Turkey castigates call to withdraw army and militias from Kurdish Afrin district
Jihadis in villages of non-Muslim Yazidi Kurds persecute them for their faith and ethnicity
Kurdish people living in Greece protesting at EU offices in Athens on April 11th, They were calling for international intervention for Kurds in the Syrian city of Afrin. Photograph: Getty Images
From January 20th to March 18th, Turkish forces carried out an operation called Olive Branch against US-allied Kurdish People’s Protection Units (YPG) based in the enclave.
During the campaign surrogate Arab militiamen systematically expelled Kurdish civilians, looted houses, businesses and government offices, and bulldozed agricultural lands.
Kurds from Afrin based in Damascus told The Irish Times they had lost “everything”: homes, land and olive plantations to which the men had regularly returned to take part in the harvest. They said their families had taken refuge at Tel Rifaat and nearby villages in Syrian government-held territory.
The exodus, estimated at 137,000 by the UN, has overwhelmed local communities and UN efforts to provide food and water. Families were initially camping on roadsides and under trees during bitterly cold weather. They have not been allowed to return home by Turkish forces.
Abu Mohamed, a Kurd from Afrin employed at a hotel in Damascus, said he travelled by bus to the north to fetch his parents. His work colleague Salah said his family had walked 40km to Aleppo, where they were provided with shelter and sustenance in the Kurdish Sheikh Maksoud district.

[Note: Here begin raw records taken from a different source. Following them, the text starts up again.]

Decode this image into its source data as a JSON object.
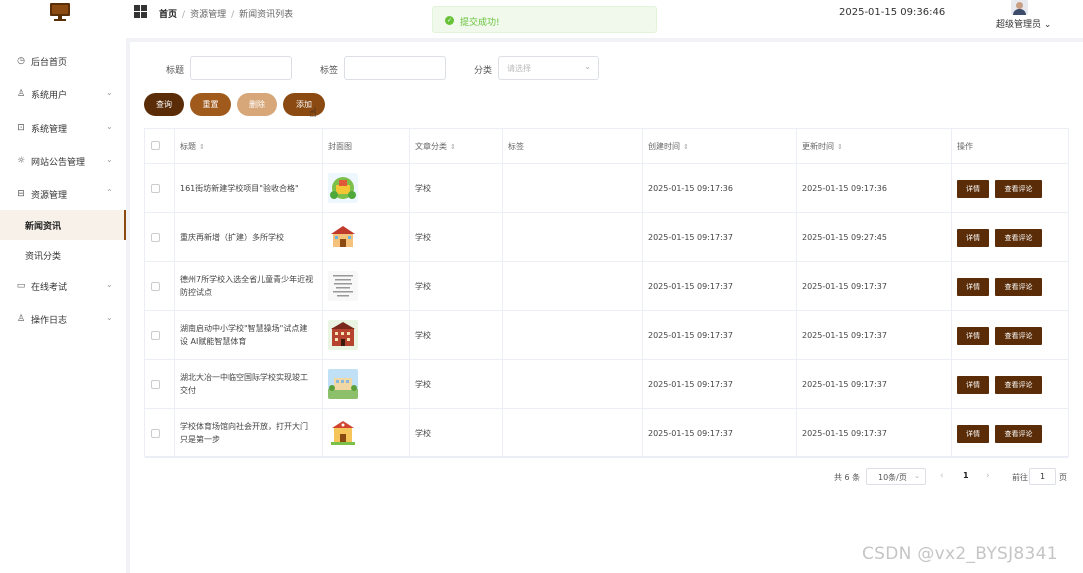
{
  "header": {
    "breadcrumb": [
      "首页",
      "资源管理",
      "新闻资讯列表"
    ],
    "toast": "提交成功!",
    "datetime": "2025-01-15 09:36:46",
    "user": "超级管理员"
  },
  "sidebar": {
    "items": [
      {
        "label": "后台首页",
        "icon": "clock-icon"
      },
      {
        "label": "系统用户",
        "icon": "user-icon"
      },
      {
        "label": "系统管理",
        "icon": "settings-icon"
      },
      {
        "label": "网站公告管理",
        "icon": "sun-icon"
      },
      {
        "label": "资源管理",
        "icon": "folder-icon"
      },
      {
        "label": "新闻资讯",
        "icon": ""
      },
      {
        "label": "资讯分类",
        "icon": ""
      },
      {
        "label": "在线考试",
        "icon": "monitor-icon"
      },
      {
        "label": "操作日志",
        "icon": "person-icon"
      }
    ]
  },
  "filters": {
    "title_label": "标题",
    "tag_label": "标签",
    "category_label": "分类",
    "category_placeholder": "请选择"
  },
  "buttons": {
    "query": "查询",
    "reset": "重置",
    "delete": "删除",
    "add": "添加"
  },
  "table": {
    "headers": [
      "标题",
      "封面图",
      "文章分类",
      "标签",
      "创建时间",
      "更新时间",
      "操作"
    ],
    "rows": [
      {
        "title": "161街坊新建学校项目\"验收合格\"",
        "category": "学校",
        "tag": "",
        "created": "2025-01-15 09:17:36",
        "updated": "2025-01-15 09:17:36"
      },
      {
        "title": "重庆再新增（扩建）多所学校",
        "category": "学校",
        "tag": "",
        "created": "2025-01-15 09:17:37",
        "updated": "2025-01-15 09:27:45"
      },
      {
        "title": "德州7所学校入选全省儿童青少年近视防控试点",
        "category": "学校",
        "tag": "",
        "created": "2025-01-15 09:17:37",
        "updated": "2025-01-15 09:17:37"
      },
      {
        "title": "湖南启动中小学校\"智慧操场\"试点建设 AI赋能智慧体育",
        "category": "学校",
        "tag": "",
        "created": "2025-01-15 09:17:37",
        "updated": "2025-01-15 09:17:37"
      },
      {
        "title": "湖北大冶一中临空国际学校实现竣工交付",
        "category": "学校",
        "tag": "",
        "created": "2025-01-15 09:17:37",
        "updated": "2025-01-15 09:17:37"
      },
      {
        "title": "学校体育场馆向社会开放，打开大门只是第一步",
        "category": "学校",
        "tag": "",
        "created": "2025-01-15 09:17:37",
        "updated": "2025-01-15 09:17:37"
      }
    ],
    "action_detail": "详情",
    "action_comments": "查看评论"
  },
  "pagination": {
    "total": "共 6 条",
    "page_size": "10条/页",
    "current": "1",
    "goto_label": "前往",
    "goto_value": "1",
    "goto_unit": "页"
  },
  "watermark": "CSDN @vx2_BYSJ8341",
  "colors": {
    "primary": "#5a2c08",
    "accent": "#8a4a12",
    "success": "#67c23a"
  }
}
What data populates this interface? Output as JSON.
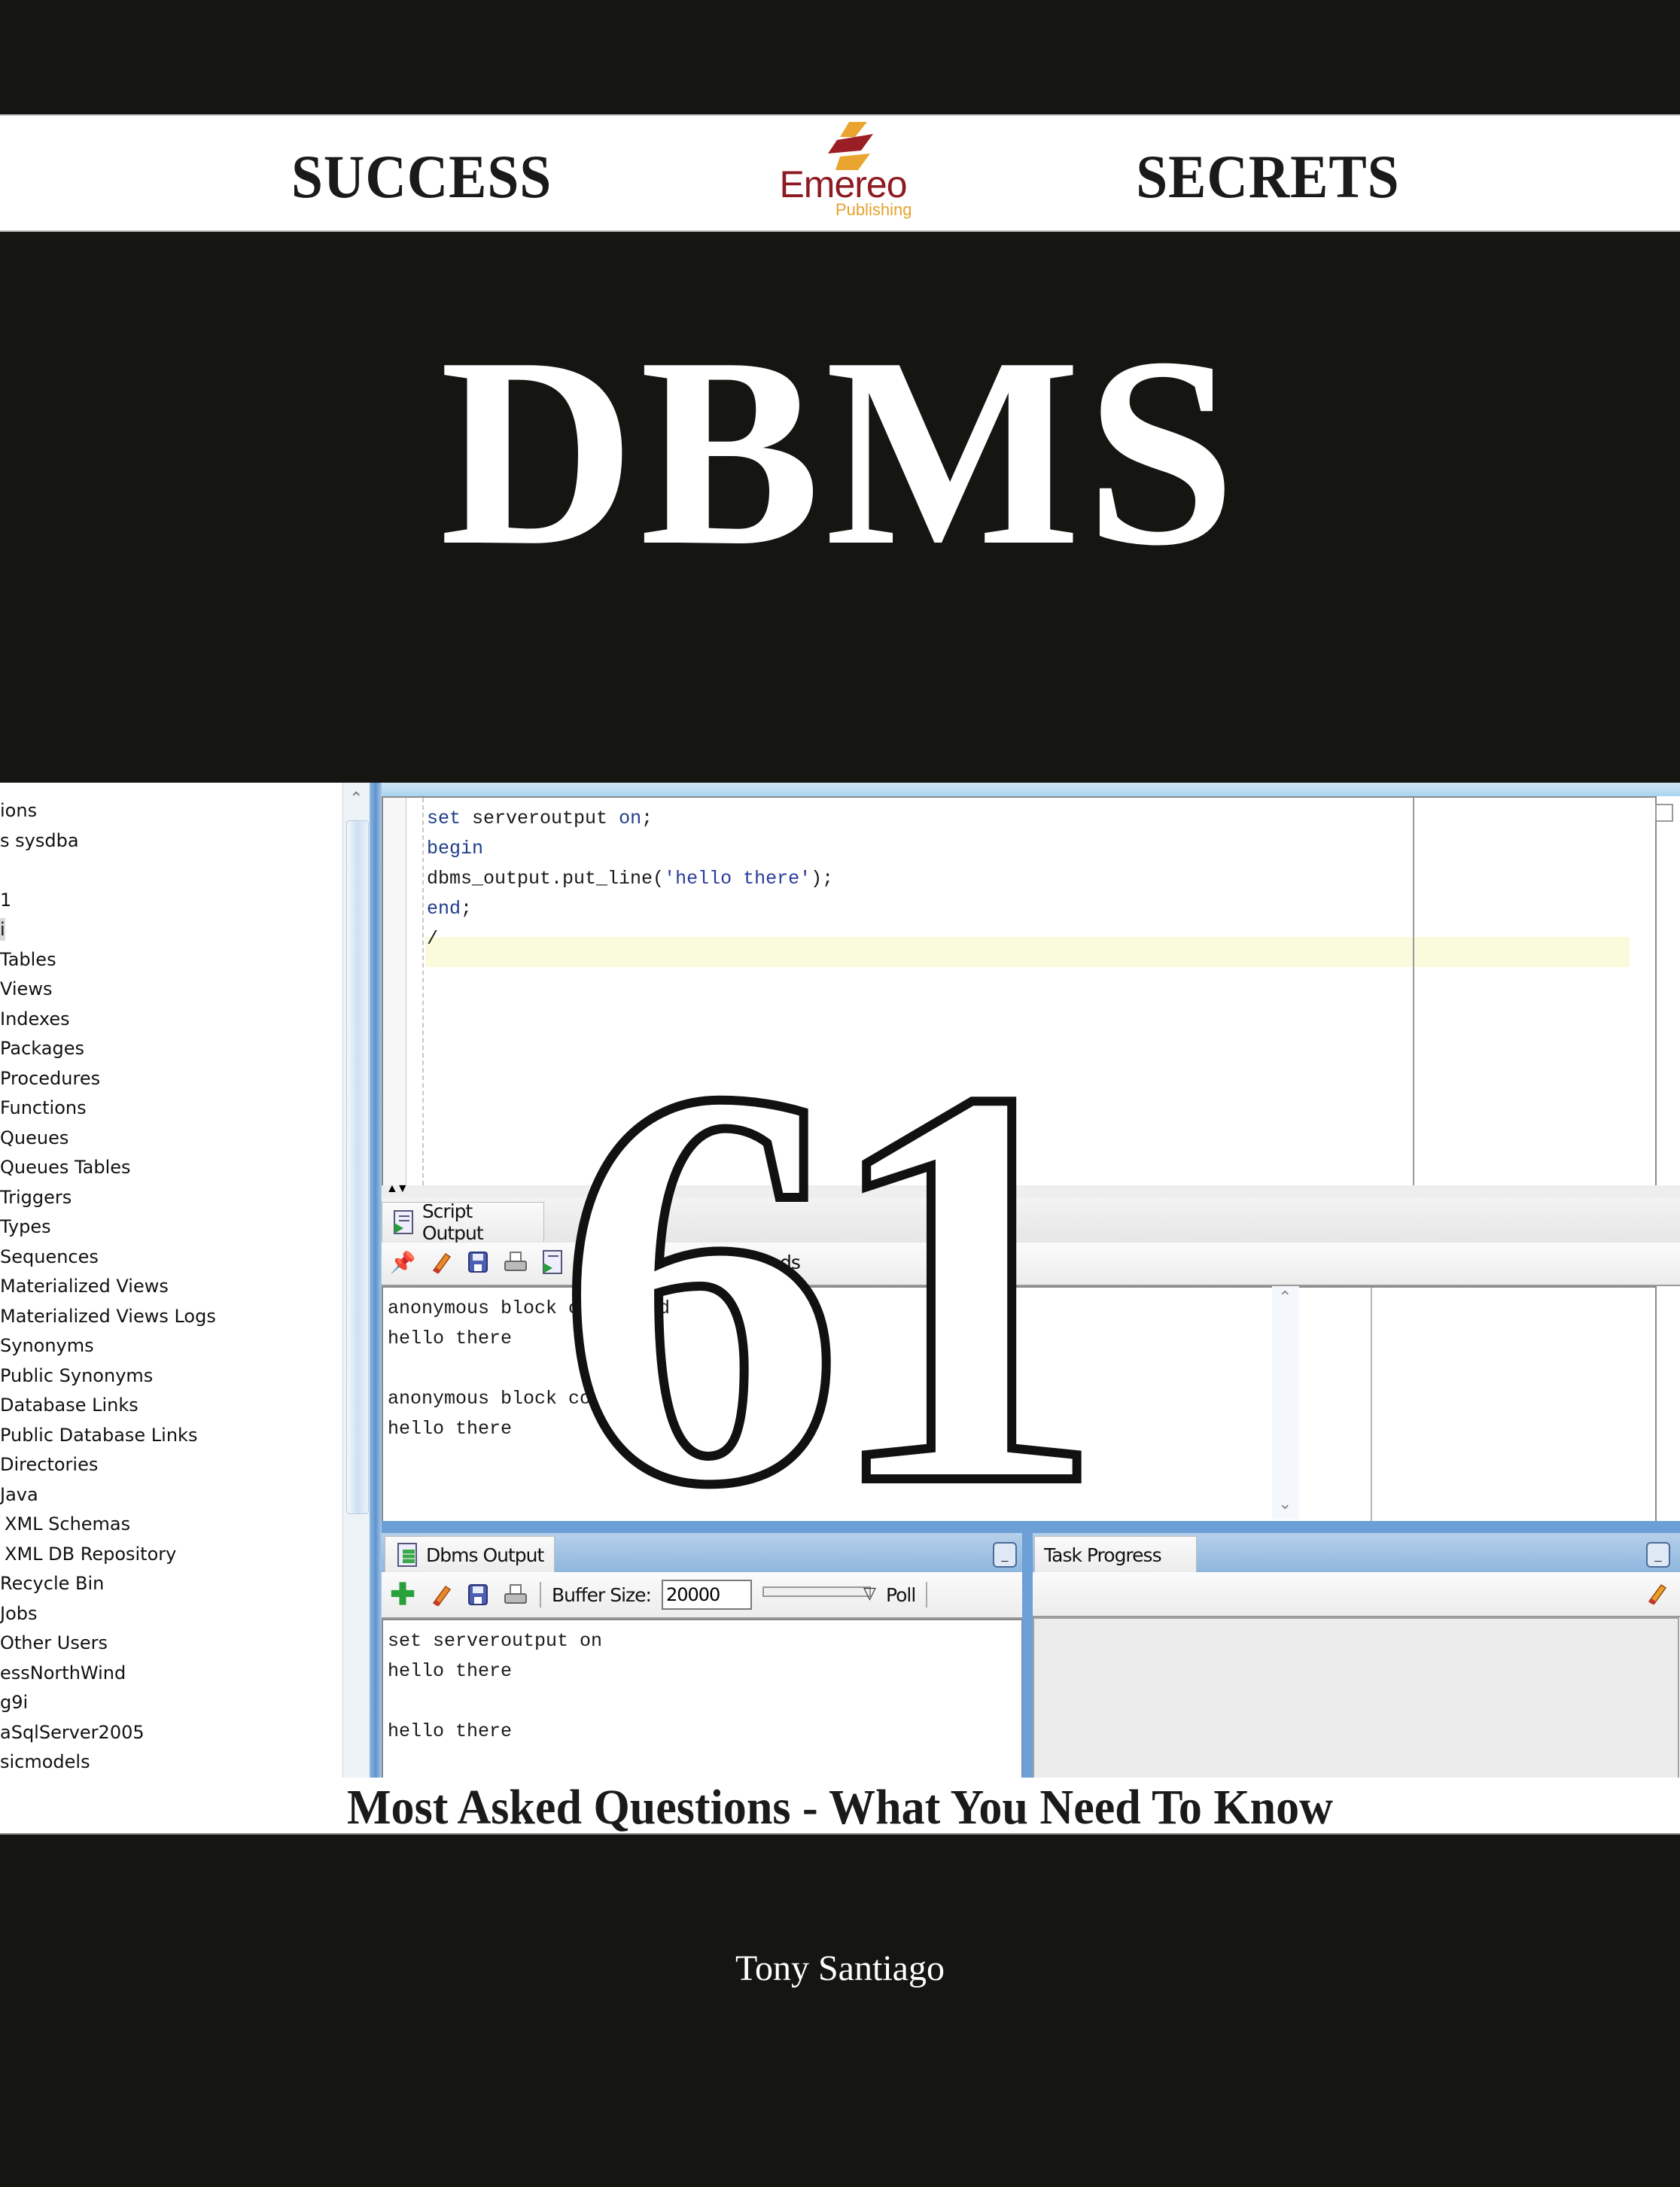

The UN humanitarian co-ordination body, the OCHA, which does not have direct access to Afrin, reports that 50,000 remain in Afrin city and 100,000 elsewhere in the district. Only the Turkish Red Crescent and Turkish relief organisations operate in Afrin.
The OCHA says partner organisations report 50 per cent of remaining residents do not have regular access to food, and only 25 per cent have adequate housing.
Kurdish homes have been occupied by radical fundamentalist fighters and families evacuated recently from eastern Ghouta, adjacent to Damascus, as well as jihadis from armed groups operating with Turkish troops under the umbrella of the Free Syrian Army.
The London Independent’s Patrick Cockburn reports from northern Syria that jihadis occupying villages of non-Muslim Yazidi Kurds persecute them for both their faith and ethnicity, destroy their houses of worship and attempt to convert them to Islam by force.
During the reign of Isis in northwestern Iraq, the terror group branded Yazidis “infidels”, killed the men and enslaved their women and children. Cockburn says the “names of Yazidi villages are being changed”, and says “many of the Sunni Arab fighters...who are under the command of the Turkish military are former members of Isis and al-Qaeda”.
There were 360 Kurdish villages in the Afrin district, which was known as “Kurd Dagh”, the Kurdish mountain. Until Turkey invaded the area had been largely peaceful despite the seven-year Syrian war. Ankara regards the YPG as an offshoot of Turkey’s Kurdish Workers’ Party, which has fought for Kurdish rights since 1984.
Anticipating Turkey’s presidential election – fast-forwarded from 2019 to this June – President Recep Tayyip Erdogan has exploited Turkish anti-Kurd feeling and nationalism by touting his Afrin “victory”, and has pledged to drive Syrian Kurds from the border with Syria.